Recorded data ▸

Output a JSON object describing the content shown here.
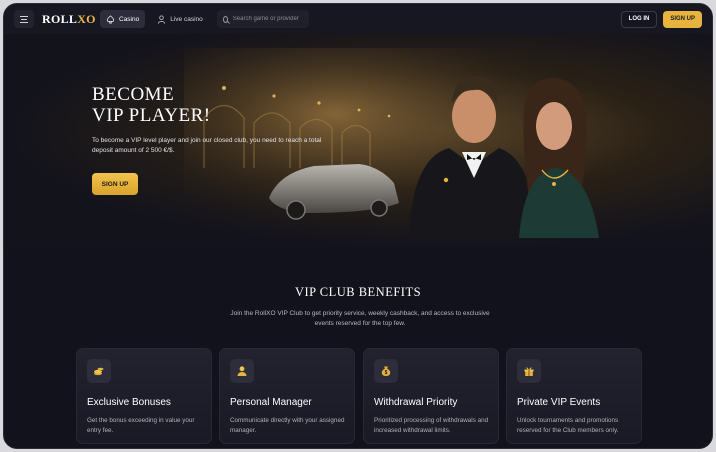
{
  "header": {
    "logo_main": "ROLL",
    "logo_accent": "XO",
    "tabs": [
      {
        "label": "Casino",
        "icon": "spade-icon"
      },
      {
        "label": "Live casino",
        "icon": "dealer-icon"
      }
    ],
    "search_placeholder": "Search game or provider",
    "login_label": "LOG IN",
    "signup_label": "SIGN UP"
  },
  "hero": {
    "title_line1": "BECOME",
    "title_line2": "VIP PLAYER!",
    "text": "To become a VIP level player and join our closed club, you need to reach a total deposit amount of 2 500 €/$.",
    "button_label": "SIGN UP"
  },
  "vip": {
    "title": "VIP CLUB BENEFITS",
    "description": "Join the RollXO VIP Club to get priority service, weekly cashback, and access to exclusive events reserved for the top few.",
    "cards": [
      {
        "title": "Exclusive Bonuses",
        "text": "Get the bonus exceeding in value your entry fee.",
        "icon": "coins-icon"
      },
      {
        "title": "Personal Manager",
        "text": "Communicate directly with your assigned manager.",
        "icon": "manager-icon"
      },
      {
        "title": "Withdrawal Priority",
        "text": "Prioritized processing of withdrawals and increased withdrawal limits.",
        "icon": "money-bag-icon"
      },
      {
        "title": "Private VIP Events",
        "text": "Unlock tournaments and promotions reserved for the Club members only.",
        "icon": "gift-icon"
      }
    ]
  },
  "colors": {
    "accent": "#e6b33e",
    "background": "#12121c",
    "card": "#1f1f2b"
  }
}
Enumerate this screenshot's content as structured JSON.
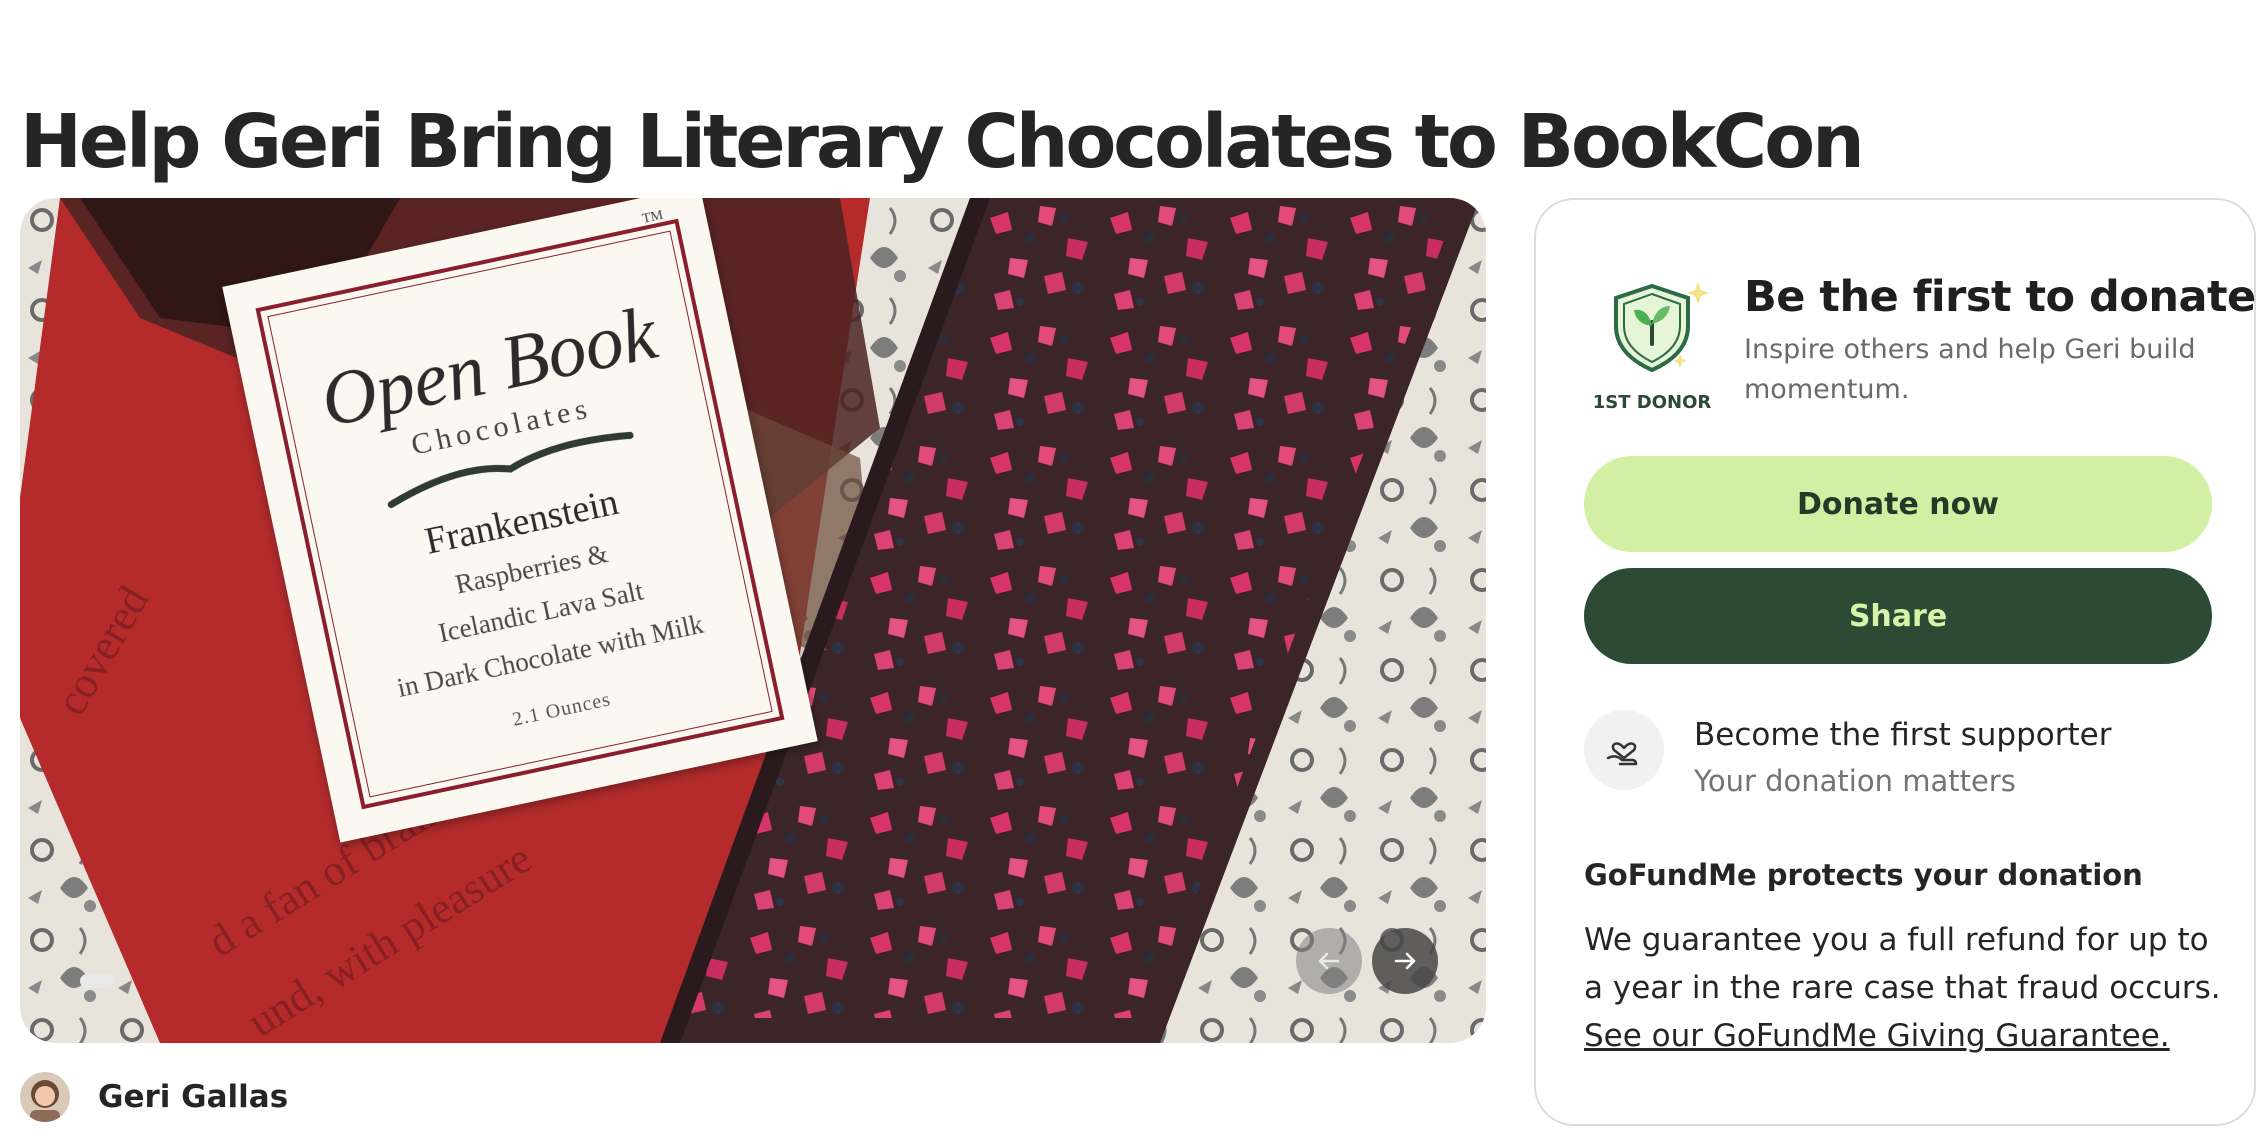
{
  "campaign": {
    "title": "Help Geri Bring Literary Chocolates to BookCon",
    "organizer_name": "Geri Gallas"
  },
  "hero_label": {
    "trademark": "TM",
    "brand": "Open Book",
    "brand_sub": "Chocolates",
    "product": "Frankenstein",
    "desc_1": "Raspberries &",
    "desc_2": "Icelandic Lava Salt",
    "desc_3": "in Dark Chocolate with Milk",
    "weight": "2.1 Ounces"
  },
  "carousel": {
    "prev_icon": "arrow-left-icon",
    "next_icon": "arrow-right-icon"
  },
  "donate_panel": {
    "badge_label": "1ST DONOR",
    "first_title": "Be the first to donate",
    "first_subtitle": "Inspire others and help Geri build momentum.",
    "donate_label": "Donate now",
    "share_label": "Share",
    "supporter_title": "Become the first supporter",
    "supporter_subtitle": "Your donation matters",
    "protect_title": "GoFundMe protects your donation",
    "protect_body": "We guarantee you a full refund for up to a year in the rare case that fraud occurs.",
    "protect_link": "See our GoFundMe Giving Guarantee."
  },
  "colors": {
    "donate_button": "#d1f0a3",
    "share_button": "#2d4a34",
    "share_text": "#d6f5a8",
    "badge_green": "#2b4a35"
  }
}
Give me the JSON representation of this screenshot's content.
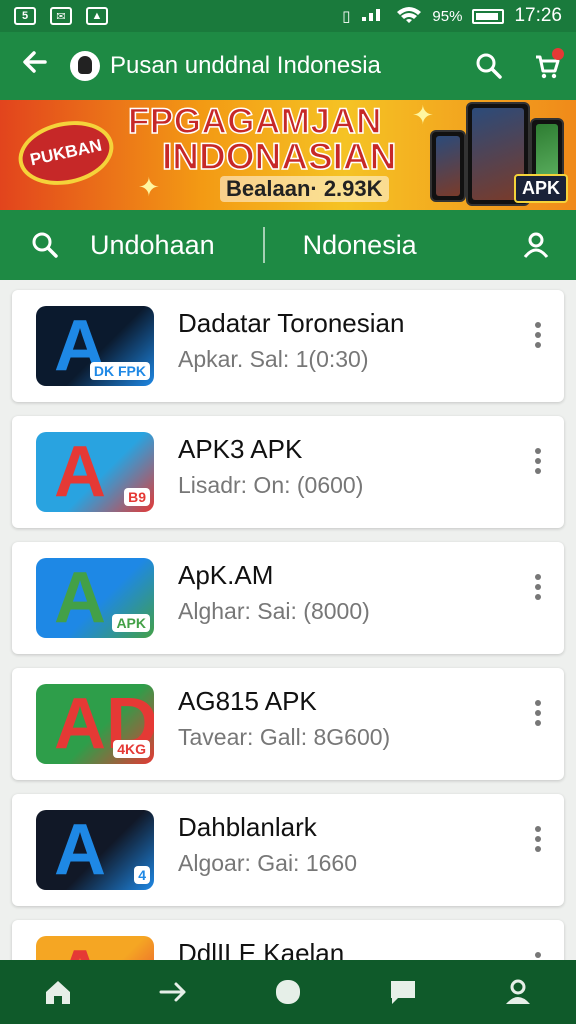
{
  "status_bar": {
    "battery": "95%",
    "time": "17:26"
  },
  "app_bar": {
    "title": "Pusan unddnal Indonesia"
  },
  "banner": {
    "badge": "PUKBAN",
    "headline_1": "FPGAGAMJAN",
    "headline_2": "INDONASIAN",
    "subtitle": "Bealaan· 2.93K",
    "apk_label": "APK"
  },
  "search_bar": {
    "tab_left": "Undohaan",
    "tab_right": "Ndonesia"
  },
  "apps": [
    {
      "name": "Dadatar Toronesian",
      "meta": "Apkar. Sal: 1(0:30)",
      "icon_label": "DK FPK",
      "colors": [
        "#0b1a2e",
        "#1e88e5"
      ]
    },
    {
      "name": "APK3 APK",
      "meta": "Lisadr: On: (0600)",
      "icon_label": "B9",
      "colors": [
        "#29a3e0",
        "#e53935"
      ]
    },
    {
      "name": "ApK.AM",
      "meta": "Alghar: Sai: (8000)",
      "icon_label": "APK",
      "colors": [
        "#1e88e5",
        "#43a047"
      ]
    },
    {
      "name": "AG815 APK",
      "meta": "Tavear: Gall: 8G600)",
      "icon_label": "4KG",
      "colors": [
        "#2e9e4a",
        "#e53935"
      ]
    },
    {
      "name": "Dahblanlark",
      "meta": "Algoar: Gai: 1660",
      "icon_label": "4",
      "colors": [
        "#111827",
        "#1e88e5"
      ]
    },
    {
      "name": "DdlILE Kaelan",
      "meta": "",
      "icon_label": "",
      "colors": [
        "#f5a623",
        "#e53935"
      ]
    }
  ],
  "bottom_nav": [
    "home-icon",
    "forward-arrow-icon",
    "circle-icon",
    "chat-icon",
    "profile-icon"
  ]
}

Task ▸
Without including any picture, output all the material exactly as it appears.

Answer space ▸
Output a JSON object describing the content shown here.
{
  "header": {
    "logo_main": "ROLL",
    "logo_accent": "XO",
    "tabs": [
      {
        "label": "Casino",
        "icon": "spade-icon"
      },
      {
        "label": "Live casino",
        "icon": "dealer-icon"
      }
    ],
    "search_placeholder": "Search game or provider",
    "login_label": "LOG IN",
    "signup_label": "SIGN UP"
  },
  "hero": {
    "title_line1": "BECOME",
    "title_line2": "VIP PLAYER!",
    "text": "To become a VIP level player and join our closed club, you need to reach a total deposit amount of 2 500 €/$.",
    "button_label": "SIGN UP"
  },
  "vip": {
    "title": "VIP CLUB BENEFITS",
    "description": "Join the RollXO VIP Club to get priority service, weekly cashback, and access to exclusive events reserved for the top few.",
    "cards": [
      {
        "title": "Exclusive Bonuses",
        "text": "Get the bonus exceeding in value your entry fee.",
        "icon": "coins-icon"
      },
      {
        "title": "Personal Manager",
        "text": "Communicate directly with your assigned manager.",
        "icon": "manager-icon"
      },
      {
        "title": "Withdrawal Priority",
        "text": "Prioritized processing of withdrawals and increased withdrawal limits.",
        "icon": "money-bag-icon"
      },
      {
        "title": "Private VIP Events",
        "text": "Unlock tournaments and promotions reserved for the Club members only.",
        "icon": "gift-icon"
      }
    ]
  },
  "colors": {
    "accent": "#e6b33e",
    "background": "#12121c",
    "card": "#1f1f2b"
  }
}
Enumerate this screenshot's content as structured JSON.
{
  "campaign": {
    "title": "Help Geri Bring Literary Chocolates to BookCon",
    "organizer_name": "Geri Gallas"
  },
  "hero_label": {
    "trademark": "TM",
    "brand": "Open Book",
    "brand_sub": "Chocolates",
    "product": "Frankenstein",
    "desc_1": "Raspberries &",
    "desc_2": "Icelandic Lava Salt",
    "desc_3": "in Dark Chocolate with Milk",
    "weight": "2.1 Ounces"
  },
  "carousel": {
    "prev_icon": "arrow-left-icon",
    "next_icon": "arrow-right-icon"
  },
  "donate_panel": {
    "badge_label": "1ST DONOR",
    "first_title": "Be the first to donate",
    "first_subtitle": "Inspire others and help Geri build momentum.",
    "donate_label": "Donate now",
    "share_label": "Share",
    "supporter_title": "Become the first supporter",
    "supporter_subtitle": "Your donation matters",
    "protect_title": "GoFundMe protects your donation",
    "protect_body": "We guarantee you a full refund for up to a year in the rare case that fraud occurs.",
    "protect_link": "See our GoFundMe Giving Guarantee."
  },
  "colors": {
    "donate_button": "#d1f0a3",
    "share_button": "#2d4a34",
    "share_text": "#d6f5a8",
    "badge_green": "#2b4a35"
  }
}
Give me the JSON representation of this screenshot's content.
{
  "status_bar": {
    "battery": "95%",
    "time": "17:26"
  },
  "app_bar": {
    "title": "Pusan unddnal Indonesia"
  },
  "banner": {
    "badge": "PUKBAN",
    "headline_1": "FPGAGAMJAN",
    "headline_2": "INDONASIAN",
    "subtitle": "Bealaan· 2.93K",
    "apk_label": "APK"
  },
  "search_bar": {
    "tab_left": "Undohaan",
    "tab_right": "Ndonesia"
  },
  "apps": [
    {
      "name": "Dadatar Toronesian",
      "meta": "Apkar. Sal: 1(0:30)",
      "icon_label": "DK FPK",
      "colors": [
        "#0b1a2e",
        "#1e88e5"
      ]
    },
    {
      "name": "APK3 APK",
      "meta": "Lisadr: On: (0600)",
      "icon_label": "B9",
      "colors": [
        "#29a3e0",
        "#e53935"
      ]
    },
    {
      "name": "ApK.AM",
      "meta": "Alghar: Sai: (8000)",
      "icon_label": "APK",
      "colors": [
        "#1e88e5",
        "#43a047"
      ]
    },
    {
      "name": "AG815 APK",
      "meta": "Tavear: Gall: 8G600)",
      "icon_label": "4KG",
      "colors": [
        "#2e9e4a",
        "#e53935"
      ]
    },
    {
      "name": "Dahblanlark",
      "meta": "Algoar: Gai: 1660",
      "icon_label": "4",
      "colors": [
        "#111827",
        "#1e88e5"
      ]
    },
    {
      "name": "DdlILE Kaelan",
      "meta": "",
      "icon_label": "",
      "colors": [
        "#f5a623",
        "#e53935"
      ]
    }
  ],
  "bottom_nav": [
    "home-icon",
    "forward-arrow-icon",
    "circle-icon",
    "chat-icon",
    "profile-icon"
  ]
}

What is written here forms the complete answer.